Guide spotlighting materials from participating Themester courses. See the companion exhibit in the Wells Library lobby after October 19, 2022.

Identity as Property

POLS-Y 300 | Professor Michael Weinman


One of the most influential and politically charged critical approaches in literary and cultural theory today, postcolonialism touches on many issues pertaining to identity and identification. Central among these is the theory of the subaltern, anchored within postcolonial studies through the work of Indian-American critic Gayatri Chakravorty Spivak. Subalternization is, in turn, at the core of the Booker Prize-winning novel The God of Small Things (1997) by Indian author Arundhati Roy, which depicts the experiences of individuals subordinated as a result of gender, class, and race in twentieth-century Indian society.

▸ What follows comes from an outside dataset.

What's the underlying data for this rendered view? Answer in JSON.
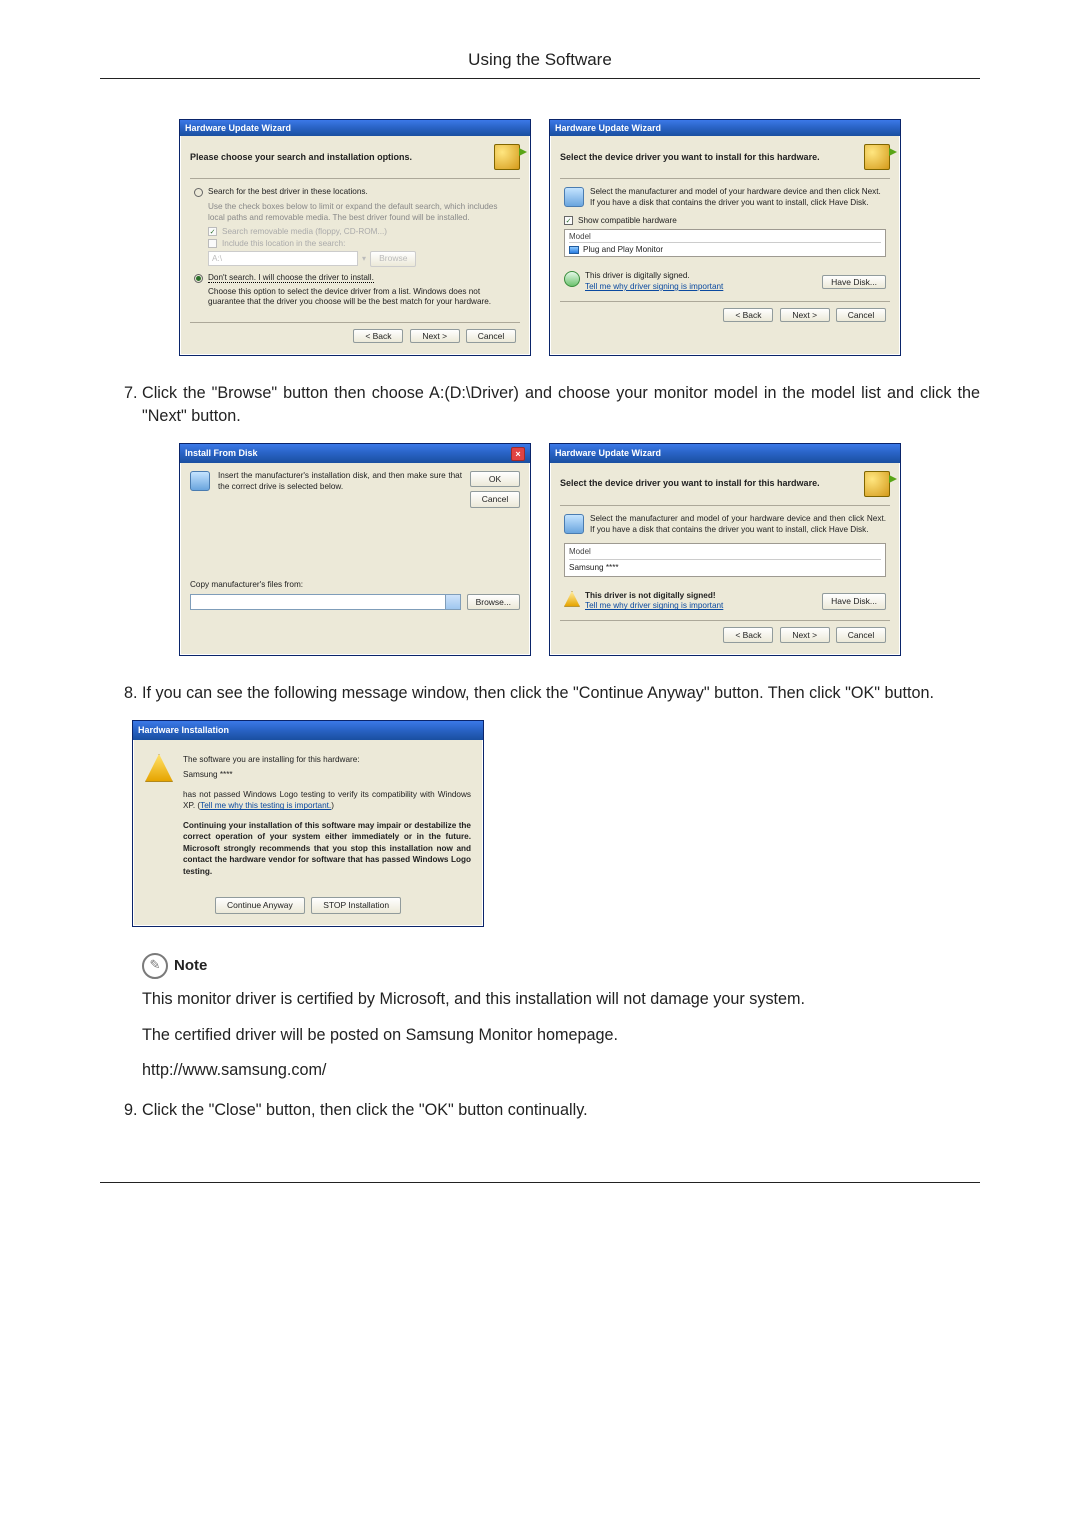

Dovetailing remarkably well with these themes is a performance on November 15 (for full details, see below) of Puerto Rican composer Roberto Sierra's I am Carmen Miranda -- a short opera highlighting the inner conflicts experienced by Carmen Miranda, who served as a tool for the United States' Good Neighbor Policy as an entertainer-ambassador from Brazil. Miranda as an individual may be interpreted as "an iconic instantiation of the impossibility of identity expression as a person constructed as subaltern by the dominant discourse and by the material and formal institutions of powerful twentieth-century democratic societies" (Michael Weinman).

Gayatri Spivak and Arundhati Roy

Carmen Miranda

IU THEMESTER PRESENTS: I am Carmen Miranda

November 15, 8pm | Auer Hall


Introduced and performed by soprano and doctoral candidate Alejandra Martinez, I am Carmen Miranda is a 20-minute musical drama, presented in English, that explores the complex inner psyche of one of Brazil's most well-known international artists. Composed by Puerto Rican composer Roberto Sierra, with text by Virginia Sierra, this work offers a critical view of the self-exoticization that is often a double-edged sword for artists from historically marginalized peoples. This specialized form of code switching creates a detached, artificial self that simultaneously grants these artists power and agency in Western society while also isolating and distancing themselves from their original communities. I am Carmen Miranda shows how the aging singer-actress, having become passé in the United States, desperately seeks a new way to define her identity outside of the lady in the tutti frutti hat.

Co-sponsors and partners: The Latin American Music Center; The College of Arts + Sciences’ Themester.

Description by Alejandra Martinez.